The principal road is that going through the centre of the township, leading eastward from Broughton through Haighton Green, and then turning south and east again towards Longridge. There was formerly a cross on the green. (fn. 3) To the north of the road are New Chingle Hall and Haighton Hall, while Haighton House lies to the south. There is neither railway nor canal. The township is governed by a parish council.
The land is almost entirely in pasture.
One plough-land in HAIGHTON was in 1066 included in Earl Tostig's fee of Preston. (fn. 4) After the Conquest it appears to have been included in the royal demesne, (fn. 5) but in 1212 Gillemichael de Haighton held 2 oxgangs of land there in drengage, rendering 2s. yearly. (fn. 6) This appears to have been the whole service due from the township, though the land is only a fourth part of the old assessment, for in 1297 the vill of Haighton was found to pay 2s. yearly to the Earl of Lancaster. (fn. 7) In 1324 a portion was held by John de Bokon, who paid 1s., and the rest by Adam son of William Banastre, who also paid 1s. (fn. 8) In 1346 the whole was held by Thomas Banastre, as half a plough-land, by the rent of 2s. (fn. 9) It descended like Balderston, being held by Richard Balderston in 1445–6 for the twentieth part of a knight's fee, the land being half a plough-land. (fn. 10) Haighton does not seem to have been usually regarded as a separate manor, and in a document of the 16th century is described as 'in Broughton'. (fn. 11)

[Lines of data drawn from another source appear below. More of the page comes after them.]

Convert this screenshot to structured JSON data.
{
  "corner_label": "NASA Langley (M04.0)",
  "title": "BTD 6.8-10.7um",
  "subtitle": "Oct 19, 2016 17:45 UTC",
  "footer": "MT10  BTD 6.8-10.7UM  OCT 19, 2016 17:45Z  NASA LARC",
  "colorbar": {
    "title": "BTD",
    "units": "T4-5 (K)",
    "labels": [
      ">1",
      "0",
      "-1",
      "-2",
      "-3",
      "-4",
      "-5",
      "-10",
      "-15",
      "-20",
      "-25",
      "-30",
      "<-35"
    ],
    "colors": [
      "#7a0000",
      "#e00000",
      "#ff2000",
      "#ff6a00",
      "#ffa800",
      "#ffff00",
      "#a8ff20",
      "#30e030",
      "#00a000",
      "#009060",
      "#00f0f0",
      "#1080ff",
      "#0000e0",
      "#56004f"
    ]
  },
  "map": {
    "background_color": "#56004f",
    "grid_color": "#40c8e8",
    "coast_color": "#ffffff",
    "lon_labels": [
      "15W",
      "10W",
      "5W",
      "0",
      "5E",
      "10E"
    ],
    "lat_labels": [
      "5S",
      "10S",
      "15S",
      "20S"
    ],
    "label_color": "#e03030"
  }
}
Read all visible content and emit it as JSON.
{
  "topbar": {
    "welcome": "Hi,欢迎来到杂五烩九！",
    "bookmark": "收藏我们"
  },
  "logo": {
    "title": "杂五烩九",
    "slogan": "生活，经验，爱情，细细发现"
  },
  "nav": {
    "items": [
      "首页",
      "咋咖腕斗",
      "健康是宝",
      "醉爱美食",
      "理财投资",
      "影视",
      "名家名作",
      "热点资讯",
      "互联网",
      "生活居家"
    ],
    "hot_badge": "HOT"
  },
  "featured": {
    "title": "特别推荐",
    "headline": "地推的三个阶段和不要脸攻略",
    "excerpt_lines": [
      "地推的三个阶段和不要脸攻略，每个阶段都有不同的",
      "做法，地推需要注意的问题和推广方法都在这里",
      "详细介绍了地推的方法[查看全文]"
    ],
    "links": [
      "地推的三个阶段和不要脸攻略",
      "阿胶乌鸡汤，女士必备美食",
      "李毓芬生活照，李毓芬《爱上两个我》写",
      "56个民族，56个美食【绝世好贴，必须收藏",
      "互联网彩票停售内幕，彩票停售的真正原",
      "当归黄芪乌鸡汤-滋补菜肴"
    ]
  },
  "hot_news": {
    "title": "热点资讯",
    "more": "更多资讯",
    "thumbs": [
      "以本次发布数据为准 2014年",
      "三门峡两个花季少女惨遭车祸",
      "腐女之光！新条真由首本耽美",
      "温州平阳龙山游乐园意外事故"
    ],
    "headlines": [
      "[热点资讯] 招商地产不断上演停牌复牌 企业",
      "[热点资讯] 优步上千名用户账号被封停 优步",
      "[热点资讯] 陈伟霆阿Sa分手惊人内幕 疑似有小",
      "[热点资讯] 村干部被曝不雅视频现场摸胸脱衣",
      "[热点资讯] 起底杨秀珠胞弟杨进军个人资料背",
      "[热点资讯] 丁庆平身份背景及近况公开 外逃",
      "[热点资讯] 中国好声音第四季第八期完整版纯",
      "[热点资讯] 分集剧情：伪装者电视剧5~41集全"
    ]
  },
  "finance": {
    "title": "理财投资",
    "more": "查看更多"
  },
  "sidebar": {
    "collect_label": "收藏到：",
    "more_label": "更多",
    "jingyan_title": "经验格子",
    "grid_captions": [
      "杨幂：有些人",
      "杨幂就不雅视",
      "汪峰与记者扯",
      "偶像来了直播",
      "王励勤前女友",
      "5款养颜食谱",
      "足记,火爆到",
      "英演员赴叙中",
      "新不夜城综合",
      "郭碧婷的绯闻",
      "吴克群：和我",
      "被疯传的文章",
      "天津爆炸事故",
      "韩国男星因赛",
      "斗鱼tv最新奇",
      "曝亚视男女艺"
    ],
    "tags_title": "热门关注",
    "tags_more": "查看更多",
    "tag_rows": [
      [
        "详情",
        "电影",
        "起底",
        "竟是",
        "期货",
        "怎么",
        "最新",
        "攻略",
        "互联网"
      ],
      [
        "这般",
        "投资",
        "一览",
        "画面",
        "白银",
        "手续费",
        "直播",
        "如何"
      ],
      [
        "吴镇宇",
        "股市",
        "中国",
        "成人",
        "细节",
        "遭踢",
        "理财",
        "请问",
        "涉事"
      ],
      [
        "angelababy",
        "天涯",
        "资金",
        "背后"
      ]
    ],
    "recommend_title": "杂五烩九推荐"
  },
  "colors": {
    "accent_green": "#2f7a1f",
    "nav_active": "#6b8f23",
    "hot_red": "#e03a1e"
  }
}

A family which took a surname from it can be traced for some time (fn. 12); but the land seems to have been very much divided, (fn. 13) the Elstons, (fn. 14) Singletons, (fn. 15) and neighbouring owners, as appears from the inquisitions and other records, having estates therein. (fn. 16) The Hoghtons of Hoghton in Leyland held lands here from the time of Edward I (fn. 17); the estate was once called a manor. (fn. 18) Cockersand Abbey had a little land. (fn. 19) In the 17th century one residence was called the Hall, and its owners, named Wadsworth, recorded a pedigree in 1664. (fn. 20) In consequence of their taking the Jacobite side in 1715 the estate was forfeited. (fn. 21) It was afterwards held by Edward Pedder, Blacklidge of Wheelton and Anderton of Euxton. (fn. 22) Another noteworthy family was that of Gerard (fn. 23); their estate was sold to James Francis Anderton, and is now held by his son Mr. Wilfrid Francis Anderton of Haighton House. (fn. 24)
George Charnley, Richard Whittingham and Lawrence Wilkinson, described as of Haighton, in 1631 compounded for refusing knighthood by payments of £10 each. (fn. 25)